Take Steps To Reduce Telecommuting Risk
You want to keep your worker’s safe no matter where they’re working from. Injuries hurt both their health and your bottom line. This is because worker’s comp premiums stay lower when claims are avoided.
The line is often blurred between professional and personal time during remote work. That can make it hard to figure out if a worker’s injury is actually related to their job.
These steps can help keep workers safe from injury and create an at-home work environment that reduces the risk for the business.
Create A Telecommuting Policy
Just like your company’s policies for things like work attire and time off, you should have a policy for telecommuting. This policy can:
- Define the employee’s job duties
- Set expectations around virtual communication, meetings, and status updates
- If your employees are required to clock in and out, document the process for tracking hours virtually
Establish Guidelines For A Home Office
To maintain productivity, ask your employees to sign a remote work agreement that outlines guidelines for their home working environment. Typically employees would agree to:
- Comply with all company policies while working remotely
- Find a distraction-free workspace at home
- Follow an agreed-upon schedule for work hours, meals, and breaks

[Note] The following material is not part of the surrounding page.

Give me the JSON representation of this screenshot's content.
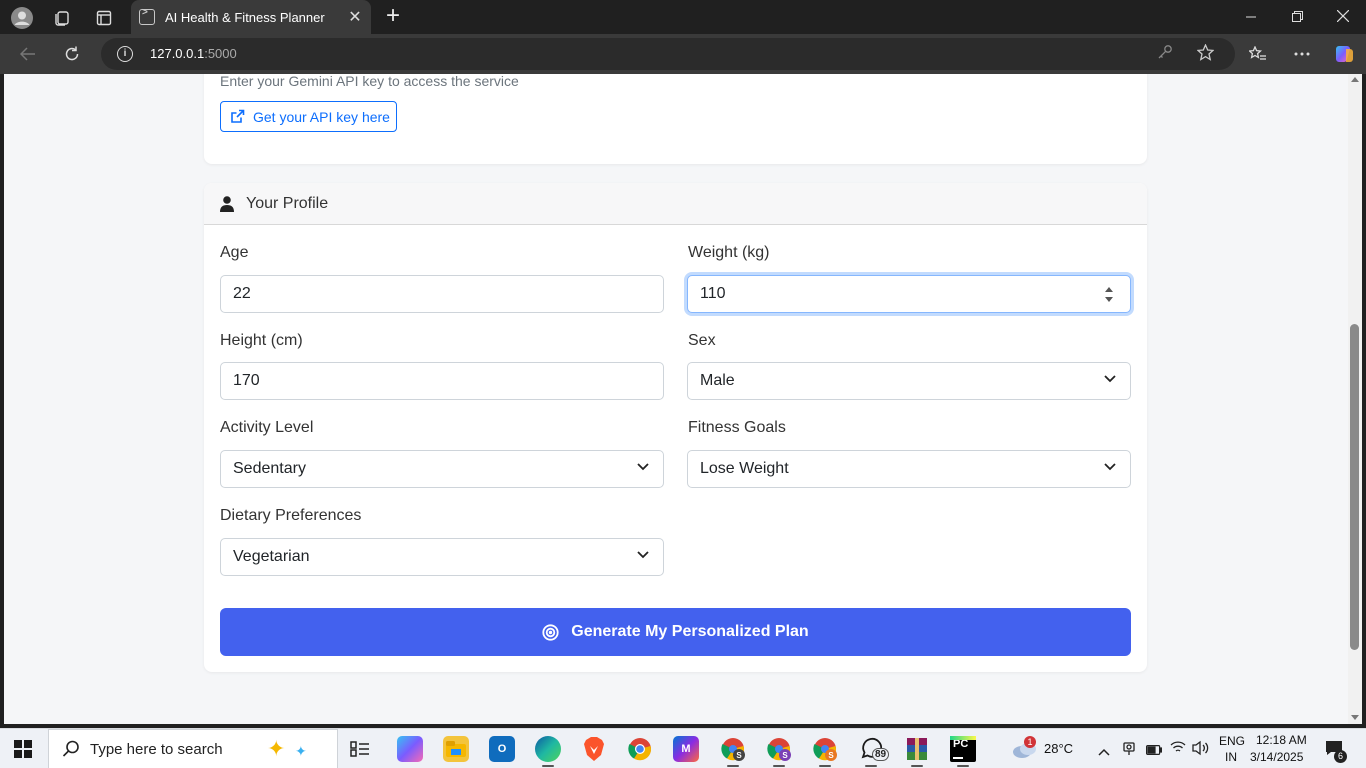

It’s also a good idea to provide guidelines for their remote workspace. These could include instructions to designate a work area equipped with:
- A desk, chair, and closeable door
- Proper lighting
- Proper equipment (computer, mouse, phone, headset)
Workers can have some flexibility, but the majority of their workday should be spent in this home office.
Create A Home Safety Checklist
To avoid on-the-job injuries at home, make a home safety checklist for your employees to follow. The guide should identify physical hazards like:
- Loose cords
- Overloaded electrical outlets
- Poor lighting
It should provide tips for reducing potential risks, such as eliminating clutter in the employee’s home office.
Your checklist should include information about ergonomics too. This can help employees work comfortably and reduce the chance of injuries.
Formalize Cybersecurity Processes
With remote workers, the risk of a data breach or cyberattack on your business increases. When employees use their personal Wi-Fi network or computer for work, the risk elevates even more.
The risk of a cyberattack can be reduced by requiring all home employees to use only company-issued devices. These devices should have antivirus software installed to help prevent attacks. Every employee should also receive basic training on common cybersecurity threats, such as phishing.
The best protection against telecommuter cyber threats is the use of a virtual private network (VPN). A VPN provides your employees with secure access to your company’s systems and servers.
You may want to consider purchasing cyber liability insurance. This can protect your business from the costs of a data breach or cyberattack.
Cyber liability insurance covers expenses such as:
- Cyber extortion payments
- Hiring an expert to investigate a cyber incident
- Notifying affected customers
- Credit and fraud monitoring services
- Crisis management and public relations
- Business interruption expenses
Review Your Business Insurance Policies
Workers’ compensation coverage is one of many business insurance policies protects your business against unexpected costs. For instance, employment practices liability insurance (EPLI) protects your business if an employee sues for violation of rights, such as wrongful termination or discrimination.
You may want to speak with one of our insurance agents to make sure you have the insurance coverage you need. We can quote policies available for almost every kind of business risk.
The coronavirus pandemic has made remote work the new normal and created both opportunities and challenges for small businesses. If you have employees, your workers’ comp coverage should cover them at your business and while at home. By setting clear expectations and creating telecommuting policies, you can help keep your employee’s safe no matter where they are.